• _Your objective_
Your answer should consist of the lines holding "configuración", copied from the material below.

▬▬▬

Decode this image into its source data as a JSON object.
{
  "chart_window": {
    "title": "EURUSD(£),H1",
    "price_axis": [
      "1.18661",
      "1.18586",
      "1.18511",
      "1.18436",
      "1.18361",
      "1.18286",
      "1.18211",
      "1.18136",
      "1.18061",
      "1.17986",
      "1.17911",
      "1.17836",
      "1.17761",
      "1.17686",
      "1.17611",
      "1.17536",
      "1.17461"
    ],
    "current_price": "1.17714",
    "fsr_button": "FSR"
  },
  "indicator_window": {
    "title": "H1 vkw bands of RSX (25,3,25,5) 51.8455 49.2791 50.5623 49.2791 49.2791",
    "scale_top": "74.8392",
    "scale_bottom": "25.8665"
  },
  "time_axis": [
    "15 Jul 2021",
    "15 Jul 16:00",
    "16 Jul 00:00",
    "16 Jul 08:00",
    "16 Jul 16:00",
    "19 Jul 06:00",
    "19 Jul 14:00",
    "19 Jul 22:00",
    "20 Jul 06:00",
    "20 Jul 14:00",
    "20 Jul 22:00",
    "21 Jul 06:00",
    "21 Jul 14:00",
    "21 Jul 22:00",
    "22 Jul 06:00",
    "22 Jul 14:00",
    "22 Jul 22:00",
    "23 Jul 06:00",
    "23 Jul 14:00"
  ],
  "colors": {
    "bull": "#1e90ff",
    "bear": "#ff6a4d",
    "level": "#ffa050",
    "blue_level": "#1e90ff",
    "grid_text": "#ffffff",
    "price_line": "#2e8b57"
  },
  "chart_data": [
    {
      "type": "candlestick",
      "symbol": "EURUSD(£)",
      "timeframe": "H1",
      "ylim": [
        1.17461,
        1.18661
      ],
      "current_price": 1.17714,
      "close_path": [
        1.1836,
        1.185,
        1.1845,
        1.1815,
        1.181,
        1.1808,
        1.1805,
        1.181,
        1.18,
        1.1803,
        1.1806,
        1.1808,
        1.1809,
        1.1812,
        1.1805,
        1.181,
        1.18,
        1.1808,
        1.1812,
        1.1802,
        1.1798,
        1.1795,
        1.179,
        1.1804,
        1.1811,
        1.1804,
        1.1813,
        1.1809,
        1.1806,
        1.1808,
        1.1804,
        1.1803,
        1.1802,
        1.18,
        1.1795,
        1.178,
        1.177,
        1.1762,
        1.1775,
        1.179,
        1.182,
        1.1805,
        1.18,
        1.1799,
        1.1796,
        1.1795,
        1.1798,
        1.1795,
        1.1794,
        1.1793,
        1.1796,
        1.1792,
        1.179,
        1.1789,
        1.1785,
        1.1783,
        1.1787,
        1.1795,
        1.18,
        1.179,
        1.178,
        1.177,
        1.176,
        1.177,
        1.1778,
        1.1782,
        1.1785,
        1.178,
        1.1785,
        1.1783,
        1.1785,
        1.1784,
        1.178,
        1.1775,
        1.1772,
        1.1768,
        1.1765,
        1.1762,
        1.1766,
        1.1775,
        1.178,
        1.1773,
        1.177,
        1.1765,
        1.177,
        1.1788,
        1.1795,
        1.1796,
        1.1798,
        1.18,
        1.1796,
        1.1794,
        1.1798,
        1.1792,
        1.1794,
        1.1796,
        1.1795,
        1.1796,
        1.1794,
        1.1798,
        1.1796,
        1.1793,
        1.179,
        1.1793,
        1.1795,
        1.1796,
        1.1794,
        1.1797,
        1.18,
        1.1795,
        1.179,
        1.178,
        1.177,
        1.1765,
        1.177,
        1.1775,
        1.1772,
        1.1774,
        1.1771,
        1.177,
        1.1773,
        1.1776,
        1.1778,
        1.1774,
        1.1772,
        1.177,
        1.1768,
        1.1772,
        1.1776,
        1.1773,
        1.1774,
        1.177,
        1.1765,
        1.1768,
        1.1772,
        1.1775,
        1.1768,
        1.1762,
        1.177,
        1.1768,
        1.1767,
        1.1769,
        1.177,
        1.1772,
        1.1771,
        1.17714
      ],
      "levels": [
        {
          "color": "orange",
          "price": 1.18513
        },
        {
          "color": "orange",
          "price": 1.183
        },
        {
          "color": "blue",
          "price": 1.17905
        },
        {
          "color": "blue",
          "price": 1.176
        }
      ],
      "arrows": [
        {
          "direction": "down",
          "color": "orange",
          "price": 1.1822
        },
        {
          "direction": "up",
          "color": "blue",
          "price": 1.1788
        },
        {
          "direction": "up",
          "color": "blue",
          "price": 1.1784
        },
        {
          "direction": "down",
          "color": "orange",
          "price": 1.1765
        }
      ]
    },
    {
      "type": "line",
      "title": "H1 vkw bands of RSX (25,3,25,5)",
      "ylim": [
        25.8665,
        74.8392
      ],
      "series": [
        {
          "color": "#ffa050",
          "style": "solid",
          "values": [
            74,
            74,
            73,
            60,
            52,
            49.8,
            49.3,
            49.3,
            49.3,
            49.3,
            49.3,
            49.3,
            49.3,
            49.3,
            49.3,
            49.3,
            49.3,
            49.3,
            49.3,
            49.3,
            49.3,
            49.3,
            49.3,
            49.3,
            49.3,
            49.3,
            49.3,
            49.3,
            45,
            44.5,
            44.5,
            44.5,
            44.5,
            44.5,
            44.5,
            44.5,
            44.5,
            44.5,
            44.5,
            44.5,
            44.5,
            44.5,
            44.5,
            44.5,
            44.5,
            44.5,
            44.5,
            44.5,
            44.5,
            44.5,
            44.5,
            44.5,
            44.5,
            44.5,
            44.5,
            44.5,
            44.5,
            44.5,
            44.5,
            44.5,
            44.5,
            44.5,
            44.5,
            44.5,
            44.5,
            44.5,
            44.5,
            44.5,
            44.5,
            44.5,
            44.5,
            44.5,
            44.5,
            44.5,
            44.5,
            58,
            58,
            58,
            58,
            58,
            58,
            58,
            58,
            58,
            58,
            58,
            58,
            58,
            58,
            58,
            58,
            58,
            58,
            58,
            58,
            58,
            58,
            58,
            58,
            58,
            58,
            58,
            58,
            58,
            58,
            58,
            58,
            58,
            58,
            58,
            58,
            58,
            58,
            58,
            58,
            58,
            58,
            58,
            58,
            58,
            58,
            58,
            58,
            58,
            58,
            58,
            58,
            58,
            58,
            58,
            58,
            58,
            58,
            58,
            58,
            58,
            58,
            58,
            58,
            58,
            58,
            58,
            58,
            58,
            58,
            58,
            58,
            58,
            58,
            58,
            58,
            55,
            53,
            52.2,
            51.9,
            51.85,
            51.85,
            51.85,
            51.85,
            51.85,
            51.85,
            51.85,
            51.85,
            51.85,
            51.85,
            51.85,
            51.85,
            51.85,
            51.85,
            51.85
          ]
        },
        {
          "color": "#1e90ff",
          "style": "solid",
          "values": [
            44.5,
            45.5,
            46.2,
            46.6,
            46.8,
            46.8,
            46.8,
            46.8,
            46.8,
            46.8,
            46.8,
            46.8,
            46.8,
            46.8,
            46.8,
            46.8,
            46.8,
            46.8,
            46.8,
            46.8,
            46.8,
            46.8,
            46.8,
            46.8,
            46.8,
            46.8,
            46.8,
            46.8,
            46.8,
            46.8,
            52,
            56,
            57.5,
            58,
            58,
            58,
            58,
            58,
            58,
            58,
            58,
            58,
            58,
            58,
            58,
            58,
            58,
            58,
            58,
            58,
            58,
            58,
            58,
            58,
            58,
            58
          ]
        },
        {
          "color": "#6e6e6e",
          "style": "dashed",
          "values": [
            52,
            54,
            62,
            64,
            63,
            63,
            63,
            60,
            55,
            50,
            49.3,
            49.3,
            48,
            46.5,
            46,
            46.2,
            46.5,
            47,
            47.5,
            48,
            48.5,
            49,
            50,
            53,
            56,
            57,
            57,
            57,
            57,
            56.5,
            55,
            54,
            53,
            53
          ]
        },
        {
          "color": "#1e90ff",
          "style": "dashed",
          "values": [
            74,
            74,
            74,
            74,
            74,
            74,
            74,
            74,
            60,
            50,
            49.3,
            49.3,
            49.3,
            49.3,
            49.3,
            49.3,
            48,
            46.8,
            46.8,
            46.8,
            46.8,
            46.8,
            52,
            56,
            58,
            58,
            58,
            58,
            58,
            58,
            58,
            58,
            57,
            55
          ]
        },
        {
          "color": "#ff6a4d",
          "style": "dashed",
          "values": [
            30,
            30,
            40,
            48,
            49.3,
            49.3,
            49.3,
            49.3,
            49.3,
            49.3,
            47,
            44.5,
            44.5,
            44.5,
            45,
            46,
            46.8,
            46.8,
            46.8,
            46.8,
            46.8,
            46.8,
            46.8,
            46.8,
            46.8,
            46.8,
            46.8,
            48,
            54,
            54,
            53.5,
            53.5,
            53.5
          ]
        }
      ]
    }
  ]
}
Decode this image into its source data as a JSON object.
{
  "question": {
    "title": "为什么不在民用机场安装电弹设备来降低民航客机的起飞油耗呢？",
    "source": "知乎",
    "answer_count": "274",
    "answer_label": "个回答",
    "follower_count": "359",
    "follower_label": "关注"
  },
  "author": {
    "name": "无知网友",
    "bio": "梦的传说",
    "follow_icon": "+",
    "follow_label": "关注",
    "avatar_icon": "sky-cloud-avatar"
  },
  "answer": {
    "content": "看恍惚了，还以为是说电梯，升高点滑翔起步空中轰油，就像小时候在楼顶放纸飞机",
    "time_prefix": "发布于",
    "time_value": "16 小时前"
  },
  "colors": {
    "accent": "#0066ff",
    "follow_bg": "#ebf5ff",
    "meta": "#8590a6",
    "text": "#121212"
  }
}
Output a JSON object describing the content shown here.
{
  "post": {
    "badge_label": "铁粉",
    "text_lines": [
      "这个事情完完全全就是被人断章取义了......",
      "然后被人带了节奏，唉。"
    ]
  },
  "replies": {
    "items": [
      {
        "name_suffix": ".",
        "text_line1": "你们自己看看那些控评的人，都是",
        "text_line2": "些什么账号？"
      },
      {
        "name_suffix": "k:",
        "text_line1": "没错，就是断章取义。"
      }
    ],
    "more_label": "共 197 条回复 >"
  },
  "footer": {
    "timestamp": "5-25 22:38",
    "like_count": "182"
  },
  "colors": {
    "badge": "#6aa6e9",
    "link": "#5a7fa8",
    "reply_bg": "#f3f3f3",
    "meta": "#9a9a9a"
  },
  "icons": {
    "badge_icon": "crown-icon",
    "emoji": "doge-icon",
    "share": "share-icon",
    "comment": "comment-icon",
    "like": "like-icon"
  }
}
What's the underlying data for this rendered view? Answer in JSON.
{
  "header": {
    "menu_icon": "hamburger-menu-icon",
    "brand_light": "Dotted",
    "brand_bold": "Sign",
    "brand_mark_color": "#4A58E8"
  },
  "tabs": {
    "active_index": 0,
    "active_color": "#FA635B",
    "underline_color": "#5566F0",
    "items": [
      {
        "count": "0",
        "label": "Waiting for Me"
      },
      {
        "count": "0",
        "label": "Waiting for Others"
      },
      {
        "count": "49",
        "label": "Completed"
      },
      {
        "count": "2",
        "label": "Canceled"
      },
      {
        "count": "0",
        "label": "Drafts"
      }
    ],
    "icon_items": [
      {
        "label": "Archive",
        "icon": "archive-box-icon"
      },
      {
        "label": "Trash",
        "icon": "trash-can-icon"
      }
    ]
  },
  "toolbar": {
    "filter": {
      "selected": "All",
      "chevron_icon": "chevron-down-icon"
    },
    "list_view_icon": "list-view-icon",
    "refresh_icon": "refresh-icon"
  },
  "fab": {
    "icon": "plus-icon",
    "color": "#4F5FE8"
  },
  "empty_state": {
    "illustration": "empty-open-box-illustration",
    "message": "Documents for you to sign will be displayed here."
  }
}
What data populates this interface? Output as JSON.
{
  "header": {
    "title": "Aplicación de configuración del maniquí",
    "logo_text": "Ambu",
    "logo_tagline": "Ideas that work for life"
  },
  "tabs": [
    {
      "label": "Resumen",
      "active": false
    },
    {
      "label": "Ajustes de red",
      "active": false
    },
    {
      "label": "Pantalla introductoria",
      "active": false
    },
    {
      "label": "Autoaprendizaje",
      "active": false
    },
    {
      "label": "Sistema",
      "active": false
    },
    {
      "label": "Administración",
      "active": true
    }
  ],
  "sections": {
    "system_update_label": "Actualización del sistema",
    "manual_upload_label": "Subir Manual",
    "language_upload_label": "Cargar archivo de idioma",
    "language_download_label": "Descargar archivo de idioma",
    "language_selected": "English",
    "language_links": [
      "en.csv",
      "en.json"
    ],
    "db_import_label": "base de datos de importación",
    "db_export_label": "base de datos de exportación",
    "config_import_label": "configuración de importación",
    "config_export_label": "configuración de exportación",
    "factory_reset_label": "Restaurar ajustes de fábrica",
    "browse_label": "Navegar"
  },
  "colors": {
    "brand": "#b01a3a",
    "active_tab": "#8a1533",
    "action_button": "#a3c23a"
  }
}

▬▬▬

• _Your response_
    "title": "Aplicación de configuración del maniquí",
    "config_import_label": "configuración de importación",
    "config_export_label": "configuración de exportación",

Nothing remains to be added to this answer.